> [Task directions]:
Go through the lines below and copy each one that holds the string "Name".

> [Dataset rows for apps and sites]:
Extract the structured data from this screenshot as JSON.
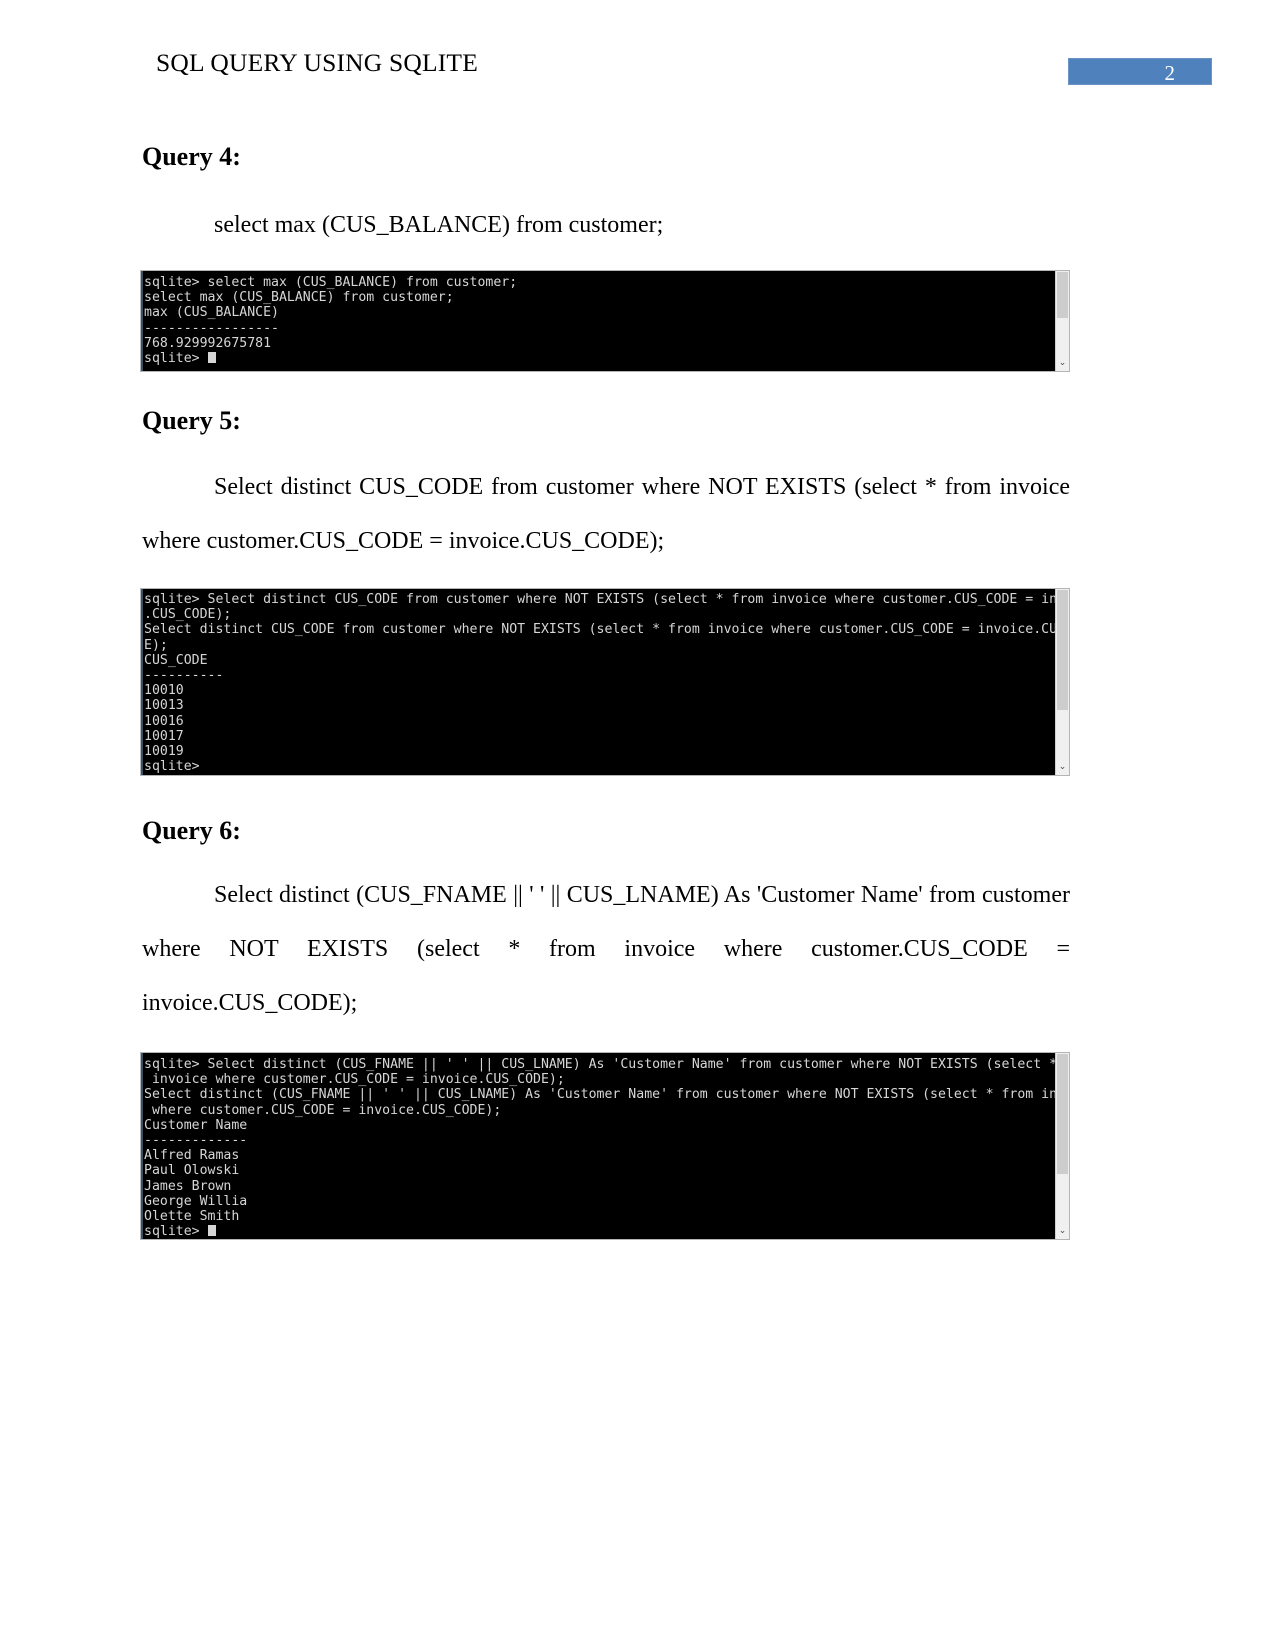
{
  "header": {
    "title": "SQL QUERY USING SQLITE",
    "page_number": "2",
    "badge_color": "#4F81BD"
  },
  "sections": [
    {
      "heading": "Query 4:",
      "body": "select max (CUS_BALANCE) from customer;",
      "terminal": {
        "lines": [
          "sqlite> select max (CUS_BALANCE) from customer;",
          "select max (CUS_BALANCE) from customer;",
          "max (CUS_BALANCE)",
          "-----------------",
          "768.929992675781",
          "sqlite> "
        ],
        "cursor_on_last_line": true,
        "scroll_down_arrow": "⌄"
      }
    },
    {
      "heading": "Query 5:",
      "body": "Select distinct CUS_CODE from customer where NOT EXISTS (select * from invoice where customer.CUS_CODE = invoice.CUS_CODE);",
      "terminal": {
        "lines": [
          "sqlite> Select distinct CUS_CODE from customer where NOT EXISTS (select * from invoice where customer.CUS_CODE = invoice",
          ".CUS_CODE);",
          "Select distinct CUS_CODE from customer where NOT EXISTS (select * from invoice where customer.CUS_CODE = invoice.CUS_COD",
          "E);",
          "CUS_CODE",
          "----------",
          "10010",
          "10013",
          "10016",
          "10017",
          "10019",
          "sqlite>"
        ],
        "cursor_on_last_line": false,
        "scroll_down_arrow": "⌄"
      }
    },
    {
      "heading": "Query 6:",
      "body": "Select distinct (CUS_FNAME || ' ' || CUS_LNAME) As 'Customer Name' from customer where NOT EXISTS (select * from invoice where customer.CUS_CODE = invoice.CUS_CODE);",
      "terminal": {
        "lines": [
          "sqlite> Select distinct (CUS_FNAME || ' ' || CUS_LNAME) As 'Customer Name' from customer where NOT EXISTS (select * from",
          " invoice where customer.CUS_CODE = invoice.CUS_CODE);",
          "Select distinct (CUS_FNAME || ' ' || CUS_LNAME) As 'Customer Name' from customer where NOT EXISTS (select * from invoice",
          " where customer.CUS_CODE = invoice.CUS_CODE);",
          "Customer Name",
          "-------------",
          "Alfred Ramas",
          "Paul Olowski",
          "James Brown",
          "George Willia",
          "Olette Smith",
          "sqlite> "
        ],
        "cursor_on_last_line": true,
        "scroll_down_arrow": "⌄"
      }
    }
  ]
}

> [Completed exercise]:
      "body": "Select distinct (CUS_FNAME || ' ' || CUS_LNAME) As 'Customer Name' from customer where NOT EXISTS (select * from invoice where customer.CUS_CODE = invoice.CUS_CODE);",
          "sqlite> Select distinct (CUS_FNAME || ' ' || CUS_LNAME) As 'Customer Name' from customer where NOT EXISTS (select * from",
          "Select distinct (CUS_FNAME || ' ' || CUS_LNAME) As 'Customer Name' from customer where NOT EXISTS (select * from invoice",
          "Customer Name",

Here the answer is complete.